**SOURCE RECORDS**
▼▼▼

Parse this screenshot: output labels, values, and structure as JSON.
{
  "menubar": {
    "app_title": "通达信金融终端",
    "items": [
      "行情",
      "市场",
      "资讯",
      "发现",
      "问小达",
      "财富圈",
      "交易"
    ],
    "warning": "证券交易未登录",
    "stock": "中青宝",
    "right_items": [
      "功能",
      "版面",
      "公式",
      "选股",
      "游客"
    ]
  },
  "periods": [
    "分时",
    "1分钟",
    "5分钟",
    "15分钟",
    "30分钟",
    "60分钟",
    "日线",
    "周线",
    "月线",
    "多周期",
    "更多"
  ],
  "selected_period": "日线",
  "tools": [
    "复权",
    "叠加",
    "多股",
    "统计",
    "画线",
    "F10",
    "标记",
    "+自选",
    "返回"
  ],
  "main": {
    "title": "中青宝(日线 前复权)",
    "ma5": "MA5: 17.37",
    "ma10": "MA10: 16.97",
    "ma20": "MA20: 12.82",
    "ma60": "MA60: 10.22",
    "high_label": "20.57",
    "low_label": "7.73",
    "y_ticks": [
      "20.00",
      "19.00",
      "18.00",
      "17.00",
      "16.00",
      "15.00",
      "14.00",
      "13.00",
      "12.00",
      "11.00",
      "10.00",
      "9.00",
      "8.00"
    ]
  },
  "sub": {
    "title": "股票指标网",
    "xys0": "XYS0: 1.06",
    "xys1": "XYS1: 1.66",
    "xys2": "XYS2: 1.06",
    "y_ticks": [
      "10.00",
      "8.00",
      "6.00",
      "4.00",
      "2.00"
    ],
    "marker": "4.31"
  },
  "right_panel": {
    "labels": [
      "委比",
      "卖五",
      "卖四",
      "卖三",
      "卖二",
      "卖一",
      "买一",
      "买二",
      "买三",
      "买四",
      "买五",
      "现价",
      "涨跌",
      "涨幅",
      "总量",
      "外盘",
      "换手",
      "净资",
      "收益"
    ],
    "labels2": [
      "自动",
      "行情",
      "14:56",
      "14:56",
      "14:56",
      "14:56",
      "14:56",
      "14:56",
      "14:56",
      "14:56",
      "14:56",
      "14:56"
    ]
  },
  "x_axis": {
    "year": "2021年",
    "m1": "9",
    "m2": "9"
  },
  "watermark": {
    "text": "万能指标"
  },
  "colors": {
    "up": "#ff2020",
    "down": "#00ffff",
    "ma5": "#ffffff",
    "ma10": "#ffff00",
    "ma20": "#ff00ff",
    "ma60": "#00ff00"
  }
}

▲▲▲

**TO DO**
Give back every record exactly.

**ANSWER BELOW**
Parse this screenshot: output labels, values, and structure as JSON.
{
  "menubar": {
    "app_title": "通达信金融终端",
    "items": [
      "行情",
      "市场",
      "资讯",
      "发现",
      "问小达",
      "财富圈",
      "交易"
    ],
    "warning": "证券交易未登录",
    "stock": "中青宝",
    "right_items": [
      "功能",
      "版面",
      "公式",
      "选股",
      "游客"
    ]
  },
  "periods": [
    "分时",
    "1分钟",
    "5分钟",
    "15分钟",
    "30分钟",
    "60分钟",
    "日线",
    "周线",
    "月线",
    "多周期",
    "更多"
  ],
  "selected_period": "日线",
  "tools": [
    "复权",
    "叠加",
    "多股",
    "统计",
    "画线",
    "F10",
    "标记",
    "+自选",
    "返回"
  ],
  "main": {
    "title": "中青宝(日线 前复权)",
    "ma5": "MA5: 17.37",
    "ma10": "MA10: 16.97",
    "ma20": "MA20: 12.82",
    "ma60": "MA60: 10.22",
    "high_label": "20.57",
    "low_label": "7.73",
    "y_ticks": [
      "20.00",
      "19.00",
      "18.00",
      "17.00",
      "16.00",
      "15.00",
      "14.00",
      "13.00",
      "12.00",
      "11.00",
      "10.00",
      "9.00",
      "8.00"
    ]
  },
  "sub": {
    "title": "股票指标网",
    "xys0": "XYS0: 1.06",
    "xys1": "XYS1: 1.66",
    "xys2": "XYS2: 1.06",
    "y_ticks": [
      "10.00",
      "8.00",
      "6.00",
      "4.00",
      "2.00"
    ],
    "marker": "4.31"
  },
  "right_panel": {
    "labels": [
      "委比",
      "卖五",
      "卖四",
      "卖三",
      "卖二",
      "卖一",
      "买一",
      "买二",
      "买三",
      "买四",
      "买五",
      "现价",
      "涨跌",
      "涨幅",
      "总量",
      "外盘",
      "换手",
      "净资",
      "收益"
    ],
    "labels2": [
      "自动",
      "行情",
      "14:56",
      "14:56",
      "14:56",
      "14:56",
      "14:56",
      "14:56",
      "14:56",
      "14:56",
      "14:56",
      "14:56"
    ]
  },
  "x_axis": {
    "year": "2021年",
    "m1": "9",
    "m2": "9"
  },
  "watermark": {
    "text": "万能指标"
  },
  "colors": {
    "up": "#ff2020",
    "down": "#00ffff",
    "ma5": "#ffffff",
    "ma10": "#ffff00",
    "ma20": "#ff00ff",
    "ma60": "#00ff00"
  }
}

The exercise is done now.